● EXERCISE GOAL
Report the lines of the data below that contain the string "František".

########

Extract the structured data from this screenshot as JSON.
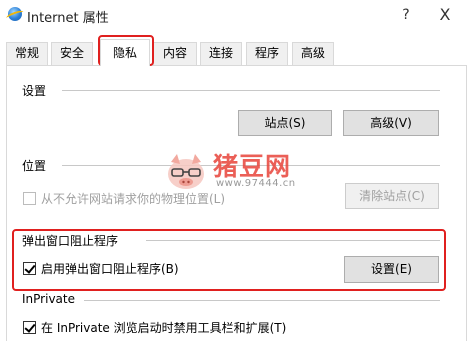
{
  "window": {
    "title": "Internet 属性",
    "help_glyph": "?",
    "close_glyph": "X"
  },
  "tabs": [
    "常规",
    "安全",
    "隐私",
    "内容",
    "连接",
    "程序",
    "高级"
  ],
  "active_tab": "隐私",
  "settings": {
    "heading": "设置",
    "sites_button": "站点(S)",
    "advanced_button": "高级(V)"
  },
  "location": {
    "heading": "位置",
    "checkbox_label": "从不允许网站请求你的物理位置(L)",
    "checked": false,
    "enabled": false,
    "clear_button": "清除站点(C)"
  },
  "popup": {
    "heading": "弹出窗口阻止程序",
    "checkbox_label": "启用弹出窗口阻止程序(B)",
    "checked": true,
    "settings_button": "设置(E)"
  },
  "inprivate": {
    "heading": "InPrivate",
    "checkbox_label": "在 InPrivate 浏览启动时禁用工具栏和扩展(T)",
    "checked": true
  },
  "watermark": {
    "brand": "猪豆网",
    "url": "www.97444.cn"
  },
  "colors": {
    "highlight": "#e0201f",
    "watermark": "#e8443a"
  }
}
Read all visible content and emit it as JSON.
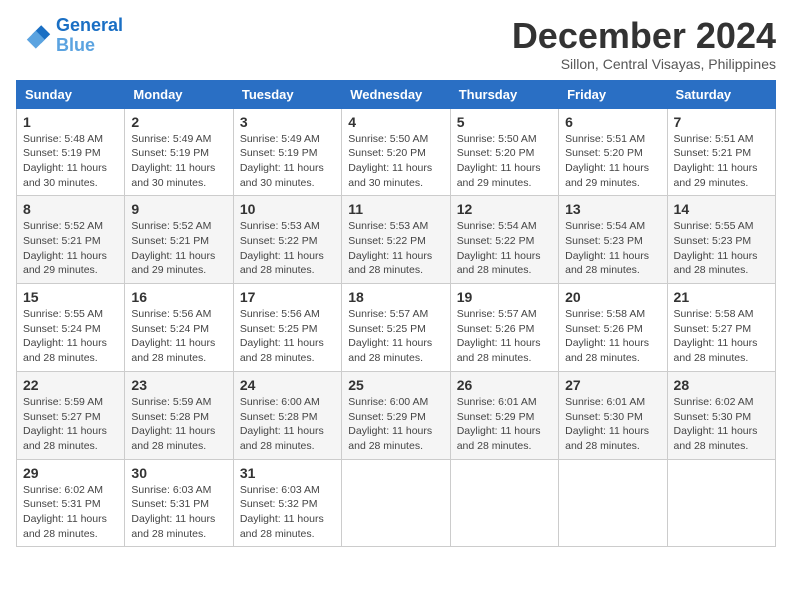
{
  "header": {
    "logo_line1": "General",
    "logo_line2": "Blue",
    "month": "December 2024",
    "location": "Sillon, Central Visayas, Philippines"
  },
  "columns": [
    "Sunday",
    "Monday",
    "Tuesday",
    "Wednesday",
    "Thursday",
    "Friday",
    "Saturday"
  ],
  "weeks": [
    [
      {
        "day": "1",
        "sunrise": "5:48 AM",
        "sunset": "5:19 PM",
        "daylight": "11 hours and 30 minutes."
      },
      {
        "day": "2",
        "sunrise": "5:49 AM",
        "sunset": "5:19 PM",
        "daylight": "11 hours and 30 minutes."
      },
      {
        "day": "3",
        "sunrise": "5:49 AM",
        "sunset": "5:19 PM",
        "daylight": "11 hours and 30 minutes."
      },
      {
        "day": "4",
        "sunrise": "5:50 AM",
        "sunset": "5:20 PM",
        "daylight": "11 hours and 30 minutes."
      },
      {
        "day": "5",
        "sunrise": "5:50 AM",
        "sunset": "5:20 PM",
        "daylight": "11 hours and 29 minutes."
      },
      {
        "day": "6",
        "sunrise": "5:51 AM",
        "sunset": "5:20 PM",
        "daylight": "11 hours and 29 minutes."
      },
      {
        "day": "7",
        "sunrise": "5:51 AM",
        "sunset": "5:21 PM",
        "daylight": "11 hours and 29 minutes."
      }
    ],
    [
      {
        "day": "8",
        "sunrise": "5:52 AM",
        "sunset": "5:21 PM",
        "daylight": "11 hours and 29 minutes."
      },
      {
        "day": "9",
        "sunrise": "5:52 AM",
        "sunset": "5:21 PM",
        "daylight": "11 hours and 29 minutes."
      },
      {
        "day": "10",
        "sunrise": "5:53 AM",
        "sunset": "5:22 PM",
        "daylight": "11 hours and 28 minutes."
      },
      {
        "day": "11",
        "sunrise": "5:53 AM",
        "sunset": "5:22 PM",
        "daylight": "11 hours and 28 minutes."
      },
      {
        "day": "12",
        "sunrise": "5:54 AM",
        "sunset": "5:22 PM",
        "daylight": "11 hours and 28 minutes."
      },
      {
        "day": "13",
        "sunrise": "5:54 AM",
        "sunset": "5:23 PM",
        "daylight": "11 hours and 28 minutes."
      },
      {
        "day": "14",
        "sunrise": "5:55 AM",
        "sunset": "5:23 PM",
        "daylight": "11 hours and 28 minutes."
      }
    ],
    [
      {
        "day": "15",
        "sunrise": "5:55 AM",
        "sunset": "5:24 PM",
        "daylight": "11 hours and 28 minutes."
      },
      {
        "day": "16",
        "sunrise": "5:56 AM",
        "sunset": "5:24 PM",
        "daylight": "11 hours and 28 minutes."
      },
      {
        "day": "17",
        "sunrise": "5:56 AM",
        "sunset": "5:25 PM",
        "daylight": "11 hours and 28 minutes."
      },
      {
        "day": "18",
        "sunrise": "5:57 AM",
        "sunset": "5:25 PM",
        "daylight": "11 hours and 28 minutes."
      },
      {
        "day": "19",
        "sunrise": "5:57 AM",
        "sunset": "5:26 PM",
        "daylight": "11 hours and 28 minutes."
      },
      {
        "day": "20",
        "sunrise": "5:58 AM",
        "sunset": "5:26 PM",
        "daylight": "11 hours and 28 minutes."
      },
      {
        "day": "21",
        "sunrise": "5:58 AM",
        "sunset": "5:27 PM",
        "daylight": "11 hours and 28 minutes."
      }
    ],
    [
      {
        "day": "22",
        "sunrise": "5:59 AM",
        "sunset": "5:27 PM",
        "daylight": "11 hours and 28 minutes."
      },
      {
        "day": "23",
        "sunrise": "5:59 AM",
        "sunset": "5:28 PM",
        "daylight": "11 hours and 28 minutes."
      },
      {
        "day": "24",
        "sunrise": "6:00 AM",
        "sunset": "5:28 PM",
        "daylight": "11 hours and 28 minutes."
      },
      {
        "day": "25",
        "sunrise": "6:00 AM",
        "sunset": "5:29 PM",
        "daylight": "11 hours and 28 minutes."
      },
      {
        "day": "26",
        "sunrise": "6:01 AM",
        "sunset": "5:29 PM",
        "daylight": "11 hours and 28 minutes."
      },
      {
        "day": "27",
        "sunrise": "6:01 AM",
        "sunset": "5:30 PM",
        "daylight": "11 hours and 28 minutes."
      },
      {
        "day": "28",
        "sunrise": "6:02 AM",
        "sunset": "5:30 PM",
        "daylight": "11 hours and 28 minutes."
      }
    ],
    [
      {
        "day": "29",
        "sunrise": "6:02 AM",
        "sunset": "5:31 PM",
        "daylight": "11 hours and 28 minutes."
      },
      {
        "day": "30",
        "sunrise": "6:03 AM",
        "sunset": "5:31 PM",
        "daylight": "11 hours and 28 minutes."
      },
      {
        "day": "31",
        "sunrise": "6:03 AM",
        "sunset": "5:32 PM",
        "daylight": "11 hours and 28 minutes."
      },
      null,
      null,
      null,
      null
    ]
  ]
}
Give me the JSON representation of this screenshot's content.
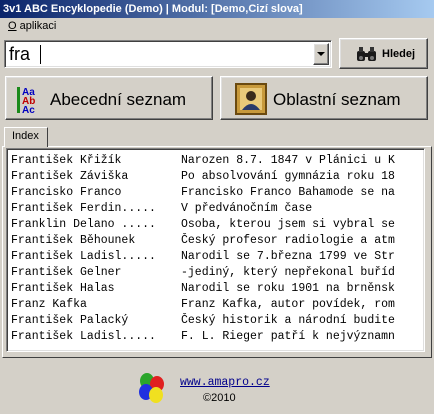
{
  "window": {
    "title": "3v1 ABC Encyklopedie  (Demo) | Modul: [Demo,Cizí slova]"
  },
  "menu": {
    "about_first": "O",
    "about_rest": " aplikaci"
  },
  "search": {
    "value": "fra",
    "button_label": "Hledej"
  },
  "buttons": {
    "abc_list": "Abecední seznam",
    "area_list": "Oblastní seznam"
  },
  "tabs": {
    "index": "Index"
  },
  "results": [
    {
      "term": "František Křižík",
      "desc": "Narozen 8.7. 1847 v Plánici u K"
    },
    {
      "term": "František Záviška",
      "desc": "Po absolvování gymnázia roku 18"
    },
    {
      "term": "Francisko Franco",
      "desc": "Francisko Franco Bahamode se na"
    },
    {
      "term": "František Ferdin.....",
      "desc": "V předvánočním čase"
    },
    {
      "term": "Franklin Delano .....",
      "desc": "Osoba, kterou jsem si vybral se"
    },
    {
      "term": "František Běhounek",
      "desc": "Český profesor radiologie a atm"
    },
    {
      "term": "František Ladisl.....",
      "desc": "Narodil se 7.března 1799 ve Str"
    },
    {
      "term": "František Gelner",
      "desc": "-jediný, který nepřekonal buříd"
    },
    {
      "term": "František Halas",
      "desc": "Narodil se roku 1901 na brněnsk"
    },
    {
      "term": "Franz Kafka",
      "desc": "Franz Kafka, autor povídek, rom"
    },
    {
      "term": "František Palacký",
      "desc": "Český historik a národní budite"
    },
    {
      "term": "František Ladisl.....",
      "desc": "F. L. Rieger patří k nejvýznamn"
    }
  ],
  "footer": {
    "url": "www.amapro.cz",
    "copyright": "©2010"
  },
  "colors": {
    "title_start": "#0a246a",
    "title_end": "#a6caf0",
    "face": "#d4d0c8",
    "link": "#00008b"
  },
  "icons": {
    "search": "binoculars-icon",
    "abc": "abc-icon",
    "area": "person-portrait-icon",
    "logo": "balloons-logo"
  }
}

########

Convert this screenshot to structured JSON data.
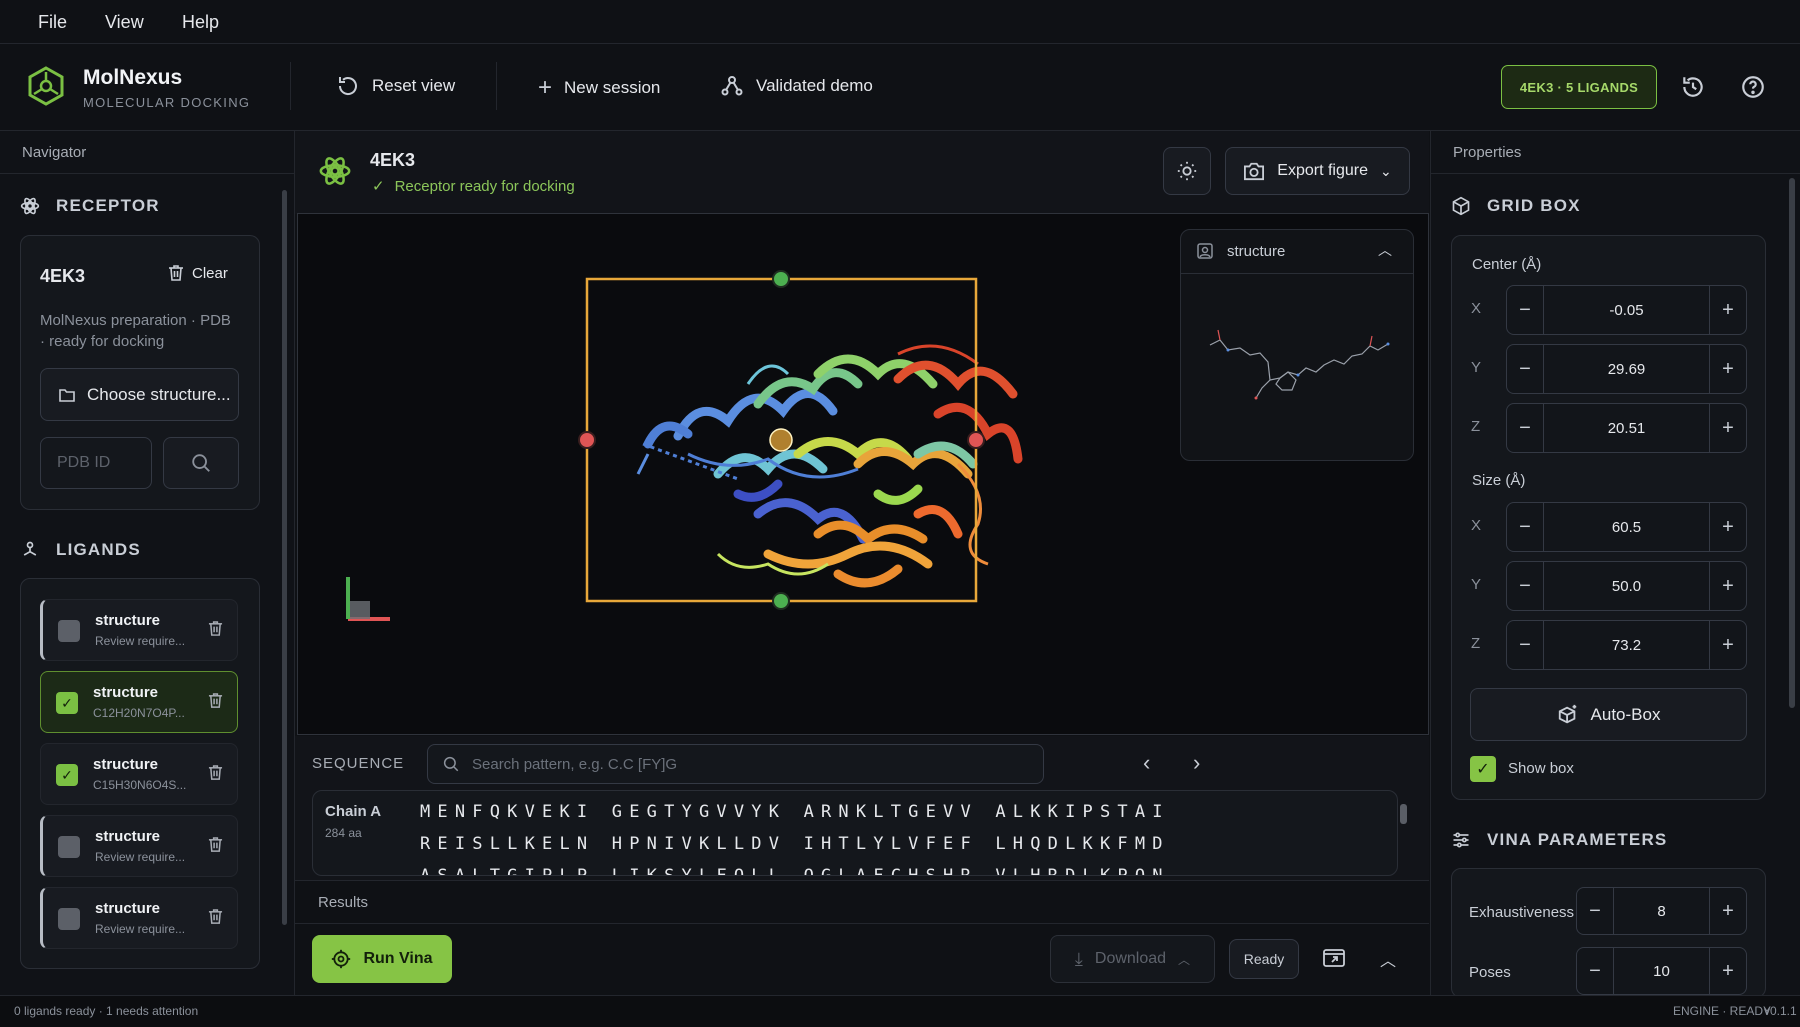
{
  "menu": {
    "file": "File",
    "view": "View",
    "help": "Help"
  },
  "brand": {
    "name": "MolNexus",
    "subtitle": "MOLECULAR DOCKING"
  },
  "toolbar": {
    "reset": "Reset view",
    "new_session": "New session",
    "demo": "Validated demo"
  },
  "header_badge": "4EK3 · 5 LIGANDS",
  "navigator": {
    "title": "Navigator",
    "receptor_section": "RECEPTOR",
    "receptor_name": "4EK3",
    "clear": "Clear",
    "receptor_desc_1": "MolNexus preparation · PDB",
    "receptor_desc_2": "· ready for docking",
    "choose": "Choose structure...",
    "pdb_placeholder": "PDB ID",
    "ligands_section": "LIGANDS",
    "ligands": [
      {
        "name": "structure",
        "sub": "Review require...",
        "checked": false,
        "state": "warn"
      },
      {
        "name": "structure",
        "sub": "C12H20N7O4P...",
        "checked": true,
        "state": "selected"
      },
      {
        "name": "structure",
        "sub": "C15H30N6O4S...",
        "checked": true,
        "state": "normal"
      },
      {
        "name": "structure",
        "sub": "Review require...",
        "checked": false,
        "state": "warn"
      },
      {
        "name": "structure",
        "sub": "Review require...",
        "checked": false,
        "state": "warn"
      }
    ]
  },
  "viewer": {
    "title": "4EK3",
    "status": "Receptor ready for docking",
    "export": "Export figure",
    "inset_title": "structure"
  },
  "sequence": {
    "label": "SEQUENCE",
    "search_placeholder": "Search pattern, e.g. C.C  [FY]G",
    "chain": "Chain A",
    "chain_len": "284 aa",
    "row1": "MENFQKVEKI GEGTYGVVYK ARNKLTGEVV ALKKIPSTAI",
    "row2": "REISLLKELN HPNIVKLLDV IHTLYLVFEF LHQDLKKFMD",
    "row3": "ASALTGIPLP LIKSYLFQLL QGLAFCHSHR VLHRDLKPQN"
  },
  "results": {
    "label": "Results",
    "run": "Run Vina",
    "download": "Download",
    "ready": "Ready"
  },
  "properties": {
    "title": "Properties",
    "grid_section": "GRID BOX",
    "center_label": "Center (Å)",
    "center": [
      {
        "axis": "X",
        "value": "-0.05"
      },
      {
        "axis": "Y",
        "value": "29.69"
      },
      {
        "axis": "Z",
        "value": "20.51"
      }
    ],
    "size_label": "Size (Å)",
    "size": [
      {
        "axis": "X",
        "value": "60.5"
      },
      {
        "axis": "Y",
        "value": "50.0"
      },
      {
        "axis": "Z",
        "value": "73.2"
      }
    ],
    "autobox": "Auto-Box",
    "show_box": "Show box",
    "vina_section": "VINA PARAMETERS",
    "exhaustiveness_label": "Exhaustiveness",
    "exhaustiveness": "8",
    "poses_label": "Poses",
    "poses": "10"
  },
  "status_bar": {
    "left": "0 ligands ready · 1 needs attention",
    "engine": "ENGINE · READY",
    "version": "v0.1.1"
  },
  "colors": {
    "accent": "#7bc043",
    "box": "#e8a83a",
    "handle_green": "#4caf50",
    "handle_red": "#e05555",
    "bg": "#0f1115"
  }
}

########

● WRITTEN REPLY
      "term": "František Křižík",
      "term": "František Záviška",
      "term": "František Ferdin.....",
      "term": "František Běhounek",
      "term": "František Ladisl.....",
      "term": "František Gelner",
      "term": "František Halas",
      "term": "František Palacký",
      "term": "František Ladisl.....",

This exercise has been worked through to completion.